» **Dataset records**
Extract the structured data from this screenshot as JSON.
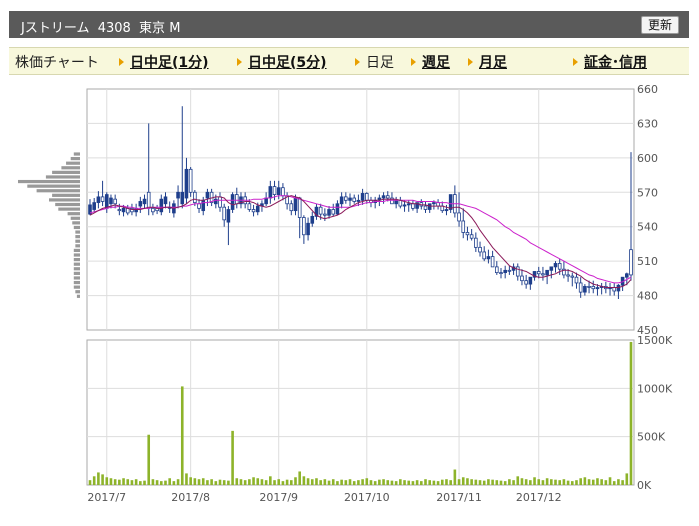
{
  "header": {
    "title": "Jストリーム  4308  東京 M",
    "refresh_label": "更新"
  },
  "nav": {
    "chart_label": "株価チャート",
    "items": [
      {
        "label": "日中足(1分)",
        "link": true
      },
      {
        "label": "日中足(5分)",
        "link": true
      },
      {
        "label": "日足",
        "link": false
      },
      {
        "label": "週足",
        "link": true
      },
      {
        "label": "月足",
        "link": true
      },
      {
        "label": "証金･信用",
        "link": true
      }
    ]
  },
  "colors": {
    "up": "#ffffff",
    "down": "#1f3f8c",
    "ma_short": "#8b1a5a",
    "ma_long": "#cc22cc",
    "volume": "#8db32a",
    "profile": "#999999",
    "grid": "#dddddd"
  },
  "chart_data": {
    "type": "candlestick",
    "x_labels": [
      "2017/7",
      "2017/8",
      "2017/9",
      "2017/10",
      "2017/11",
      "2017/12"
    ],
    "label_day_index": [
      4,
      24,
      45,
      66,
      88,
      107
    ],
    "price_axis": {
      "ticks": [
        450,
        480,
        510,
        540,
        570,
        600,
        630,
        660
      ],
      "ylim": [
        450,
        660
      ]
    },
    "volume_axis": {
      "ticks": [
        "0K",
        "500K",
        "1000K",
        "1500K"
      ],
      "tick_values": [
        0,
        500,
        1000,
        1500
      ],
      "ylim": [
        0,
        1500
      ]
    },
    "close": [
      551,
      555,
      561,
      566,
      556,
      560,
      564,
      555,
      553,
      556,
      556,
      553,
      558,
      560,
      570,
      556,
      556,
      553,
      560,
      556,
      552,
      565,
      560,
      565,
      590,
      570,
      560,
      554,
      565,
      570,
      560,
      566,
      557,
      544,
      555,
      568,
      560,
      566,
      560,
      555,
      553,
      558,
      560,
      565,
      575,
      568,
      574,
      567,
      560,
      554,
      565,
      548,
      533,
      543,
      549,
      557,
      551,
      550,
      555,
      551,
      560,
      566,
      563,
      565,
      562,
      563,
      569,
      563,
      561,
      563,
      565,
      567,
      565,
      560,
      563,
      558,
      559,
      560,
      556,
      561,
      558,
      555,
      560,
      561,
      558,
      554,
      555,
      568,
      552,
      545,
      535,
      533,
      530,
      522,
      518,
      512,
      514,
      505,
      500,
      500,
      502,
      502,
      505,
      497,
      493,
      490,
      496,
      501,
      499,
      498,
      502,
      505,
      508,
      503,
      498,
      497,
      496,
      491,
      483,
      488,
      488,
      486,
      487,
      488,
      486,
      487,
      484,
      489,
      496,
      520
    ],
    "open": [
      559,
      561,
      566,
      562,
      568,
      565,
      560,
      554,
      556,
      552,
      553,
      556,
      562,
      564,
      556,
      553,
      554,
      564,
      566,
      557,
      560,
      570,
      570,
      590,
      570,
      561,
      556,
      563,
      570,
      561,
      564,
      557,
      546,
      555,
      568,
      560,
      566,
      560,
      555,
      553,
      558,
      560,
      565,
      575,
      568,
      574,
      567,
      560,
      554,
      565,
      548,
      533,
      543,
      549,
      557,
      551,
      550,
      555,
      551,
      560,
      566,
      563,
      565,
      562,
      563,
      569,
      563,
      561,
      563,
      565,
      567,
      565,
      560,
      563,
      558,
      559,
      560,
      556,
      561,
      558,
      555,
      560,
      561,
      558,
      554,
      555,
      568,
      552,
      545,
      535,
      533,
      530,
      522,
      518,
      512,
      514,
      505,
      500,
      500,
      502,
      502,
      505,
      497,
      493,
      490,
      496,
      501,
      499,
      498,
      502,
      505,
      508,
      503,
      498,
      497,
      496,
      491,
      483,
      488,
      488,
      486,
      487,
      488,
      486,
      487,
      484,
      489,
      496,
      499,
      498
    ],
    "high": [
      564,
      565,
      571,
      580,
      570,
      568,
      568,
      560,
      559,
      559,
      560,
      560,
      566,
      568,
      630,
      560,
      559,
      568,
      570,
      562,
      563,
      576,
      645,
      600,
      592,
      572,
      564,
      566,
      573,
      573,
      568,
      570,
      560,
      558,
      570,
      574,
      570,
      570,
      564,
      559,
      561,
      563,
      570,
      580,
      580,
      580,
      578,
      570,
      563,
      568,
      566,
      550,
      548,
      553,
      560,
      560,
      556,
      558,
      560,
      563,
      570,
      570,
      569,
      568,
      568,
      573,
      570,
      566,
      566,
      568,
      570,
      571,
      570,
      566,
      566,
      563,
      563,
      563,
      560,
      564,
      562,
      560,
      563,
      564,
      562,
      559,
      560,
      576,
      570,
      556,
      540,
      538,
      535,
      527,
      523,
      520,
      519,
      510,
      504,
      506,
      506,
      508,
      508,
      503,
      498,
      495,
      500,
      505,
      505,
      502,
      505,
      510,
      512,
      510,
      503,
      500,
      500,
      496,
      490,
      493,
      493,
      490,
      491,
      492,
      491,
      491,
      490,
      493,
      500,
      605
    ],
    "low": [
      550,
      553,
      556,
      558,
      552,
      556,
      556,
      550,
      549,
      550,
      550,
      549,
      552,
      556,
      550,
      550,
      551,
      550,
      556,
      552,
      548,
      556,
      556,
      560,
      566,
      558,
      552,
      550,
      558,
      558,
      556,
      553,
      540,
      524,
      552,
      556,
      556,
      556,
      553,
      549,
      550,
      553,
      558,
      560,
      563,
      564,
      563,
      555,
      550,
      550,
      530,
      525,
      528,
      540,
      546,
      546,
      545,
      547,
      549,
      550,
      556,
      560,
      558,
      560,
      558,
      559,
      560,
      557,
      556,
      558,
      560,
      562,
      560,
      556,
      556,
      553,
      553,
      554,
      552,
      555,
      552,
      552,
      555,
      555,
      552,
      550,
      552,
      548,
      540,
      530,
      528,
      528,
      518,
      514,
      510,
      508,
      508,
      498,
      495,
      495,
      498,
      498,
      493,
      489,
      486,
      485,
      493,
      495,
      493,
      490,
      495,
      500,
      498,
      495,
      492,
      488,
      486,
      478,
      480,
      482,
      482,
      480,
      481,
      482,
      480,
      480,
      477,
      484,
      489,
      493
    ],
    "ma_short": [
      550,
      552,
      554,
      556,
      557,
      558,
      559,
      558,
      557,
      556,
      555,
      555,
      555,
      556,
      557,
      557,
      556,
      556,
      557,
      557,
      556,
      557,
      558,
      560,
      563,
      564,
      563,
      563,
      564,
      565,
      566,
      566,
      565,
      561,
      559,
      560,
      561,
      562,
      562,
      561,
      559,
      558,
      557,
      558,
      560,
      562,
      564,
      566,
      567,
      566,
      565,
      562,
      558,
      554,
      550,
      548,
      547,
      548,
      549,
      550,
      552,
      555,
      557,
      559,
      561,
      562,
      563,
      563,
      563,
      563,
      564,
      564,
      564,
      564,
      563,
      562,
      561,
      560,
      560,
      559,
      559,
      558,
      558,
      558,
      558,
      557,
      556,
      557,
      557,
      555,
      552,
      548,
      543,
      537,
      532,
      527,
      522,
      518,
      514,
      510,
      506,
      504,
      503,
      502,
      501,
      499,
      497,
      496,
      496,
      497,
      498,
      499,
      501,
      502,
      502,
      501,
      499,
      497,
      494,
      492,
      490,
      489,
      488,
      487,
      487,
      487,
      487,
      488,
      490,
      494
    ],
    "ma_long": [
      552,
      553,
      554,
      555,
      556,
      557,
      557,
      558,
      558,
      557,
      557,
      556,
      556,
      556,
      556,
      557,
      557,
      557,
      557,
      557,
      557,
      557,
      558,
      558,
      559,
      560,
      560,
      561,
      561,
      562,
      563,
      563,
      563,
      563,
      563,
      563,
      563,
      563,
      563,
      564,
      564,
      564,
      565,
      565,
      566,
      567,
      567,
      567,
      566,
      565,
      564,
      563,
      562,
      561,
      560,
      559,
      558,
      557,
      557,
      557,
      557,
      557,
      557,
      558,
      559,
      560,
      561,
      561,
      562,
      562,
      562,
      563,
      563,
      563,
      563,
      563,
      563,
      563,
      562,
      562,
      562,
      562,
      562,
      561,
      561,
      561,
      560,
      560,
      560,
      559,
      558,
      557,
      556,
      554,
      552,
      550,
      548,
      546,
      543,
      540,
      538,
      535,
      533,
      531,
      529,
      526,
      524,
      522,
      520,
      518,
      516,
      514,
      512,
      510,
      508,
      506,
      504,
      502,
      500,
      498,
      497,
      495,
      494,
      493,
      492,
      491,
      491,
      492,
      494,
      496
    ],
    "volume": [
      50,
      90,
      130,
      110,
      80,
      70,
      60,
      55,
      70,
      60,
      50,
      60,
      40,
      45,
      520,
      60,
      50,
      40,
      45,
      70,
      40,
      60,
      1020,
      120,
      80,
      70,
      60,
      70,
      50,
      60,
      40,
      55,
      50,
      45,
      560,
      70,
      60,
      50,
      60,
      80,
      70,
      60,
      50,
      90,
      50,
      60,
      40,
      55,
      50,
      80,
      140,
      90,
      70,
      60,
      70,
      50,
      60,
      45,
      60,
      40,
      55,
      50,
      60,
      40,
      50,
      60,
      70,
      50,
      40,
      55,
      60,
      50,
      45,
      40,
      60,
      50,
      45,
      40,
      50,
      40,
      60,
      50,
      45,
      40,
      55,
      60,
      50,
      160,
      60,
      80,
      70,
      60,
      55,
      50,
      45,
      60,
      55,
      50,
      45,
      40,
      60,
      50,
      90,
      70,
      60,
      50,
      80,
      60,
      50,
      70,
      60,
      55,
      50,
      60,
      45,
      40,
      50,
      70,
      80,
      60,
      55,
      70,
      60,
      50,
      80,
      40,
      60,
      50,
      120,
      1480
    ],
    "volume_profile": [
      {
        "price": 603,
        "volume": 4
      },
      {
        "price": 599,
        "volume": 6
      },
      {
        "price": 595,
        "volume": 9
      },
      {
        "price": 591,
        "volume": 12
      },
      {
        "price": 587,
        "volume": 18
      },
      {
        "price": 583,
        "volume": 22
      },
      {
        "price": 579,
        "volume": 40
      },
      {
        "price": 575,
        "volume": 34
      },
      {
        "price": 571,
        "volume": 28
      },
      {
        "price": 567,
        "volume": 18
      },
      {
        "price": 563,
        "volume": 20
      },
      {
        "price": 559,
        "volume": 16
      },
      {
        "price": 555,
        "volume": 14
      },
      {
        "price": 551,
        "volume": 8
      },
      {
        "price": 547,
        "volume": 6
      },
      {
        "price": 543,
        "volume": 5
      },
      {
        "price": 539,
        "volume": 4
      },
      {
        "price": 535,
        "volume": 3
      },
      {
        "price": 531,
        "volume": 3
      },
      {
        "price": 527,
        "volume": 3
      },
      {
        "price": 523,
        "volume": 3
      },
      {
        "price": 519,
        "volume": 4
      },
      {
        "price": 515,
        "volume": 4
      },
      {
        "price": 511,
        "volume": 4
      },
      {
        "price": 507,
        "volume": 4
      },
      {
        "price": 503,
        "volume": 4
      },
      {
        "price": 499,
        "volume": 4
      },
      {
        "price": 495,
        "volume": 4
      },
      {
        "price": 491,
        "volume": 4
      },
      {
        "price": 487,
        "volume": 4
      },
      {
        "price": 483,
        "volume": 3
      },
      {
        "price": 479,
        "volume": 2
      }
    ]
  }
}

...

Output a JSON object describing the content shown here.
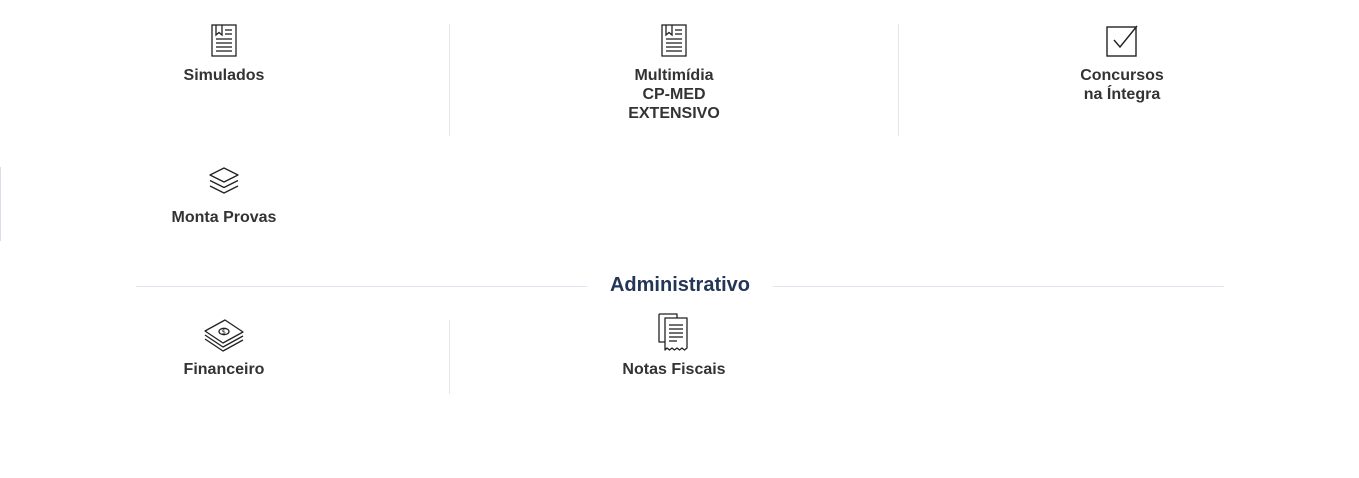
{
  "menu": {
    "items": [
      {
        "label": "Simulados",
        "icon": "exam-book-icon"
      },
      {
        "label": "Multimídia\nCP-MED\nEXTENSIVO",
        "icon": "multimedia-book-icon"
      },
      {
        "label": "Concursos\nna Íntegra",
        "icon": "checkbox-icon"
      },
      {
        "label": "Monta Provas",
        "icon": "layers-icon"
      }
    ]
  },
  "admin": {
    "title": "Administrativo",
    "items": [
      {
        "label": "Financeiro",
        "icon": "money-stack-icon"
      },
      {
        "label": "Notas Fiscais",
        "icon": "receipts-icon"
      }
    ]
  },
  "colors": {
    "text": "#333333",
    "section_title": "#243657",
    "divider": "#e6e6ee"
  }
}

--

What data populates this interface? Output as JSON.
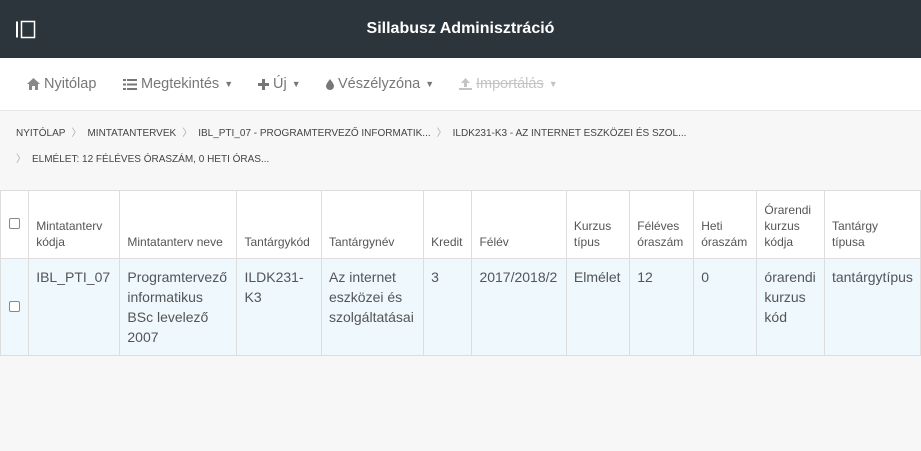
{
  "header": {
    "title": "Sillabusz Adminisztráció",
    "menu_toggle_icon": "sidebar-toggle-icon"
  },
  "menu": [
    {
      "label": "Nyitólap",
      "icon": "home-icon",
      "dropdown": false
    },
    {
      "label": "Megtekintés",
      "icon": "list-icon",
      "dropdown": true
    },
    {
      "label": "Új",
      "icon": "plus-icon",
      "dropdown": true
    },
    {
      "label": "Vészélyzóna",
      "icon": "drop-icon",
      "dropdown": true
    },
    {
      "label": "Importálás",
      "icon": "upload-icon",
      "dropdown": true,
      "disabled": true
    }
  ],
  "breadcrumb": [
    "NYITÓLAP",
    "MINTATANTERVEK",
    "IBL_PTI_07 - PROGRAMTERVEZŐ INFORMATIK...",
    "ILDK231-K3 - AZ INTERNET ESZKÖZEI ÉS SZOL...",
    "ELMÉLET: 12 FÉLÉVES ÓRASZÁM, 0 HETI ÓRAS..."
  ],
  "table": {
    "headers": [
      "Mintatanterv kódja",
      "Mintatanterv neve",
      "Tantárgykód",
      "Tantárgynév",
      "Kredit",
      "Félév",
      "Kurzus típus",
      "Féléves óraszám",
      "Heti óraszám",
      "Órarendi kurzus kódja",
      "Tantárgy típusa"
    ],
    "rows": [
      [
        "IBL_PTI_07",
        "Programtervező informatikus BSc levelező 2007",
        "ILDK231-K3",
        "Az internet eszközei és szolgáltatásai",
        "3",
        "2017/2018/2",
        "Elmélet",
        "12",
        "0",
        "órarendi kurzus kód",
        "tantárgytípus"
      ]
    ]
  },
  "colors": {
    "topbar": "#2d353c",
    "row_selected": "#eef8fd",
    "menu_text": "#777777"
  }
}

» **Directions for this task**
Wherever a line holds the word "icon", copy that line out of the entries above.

» **Task result**
        "icon": "exam-book-icon"
        "icon": "multimedia-book-icon"
        "icon": "checkbox-icon"
        "icon": "layers-icon"
        "icon": "money-stack-icon"
        "icon": "receipts-icon"
    "menu_toggle_icon": "sidebar-toggle-icon"
      "icon": "home-icon",
      "icon": "list-icon",
      "icon": "plus-icon",
      "icon": "drop-icon",
      "icon": "upload-icon",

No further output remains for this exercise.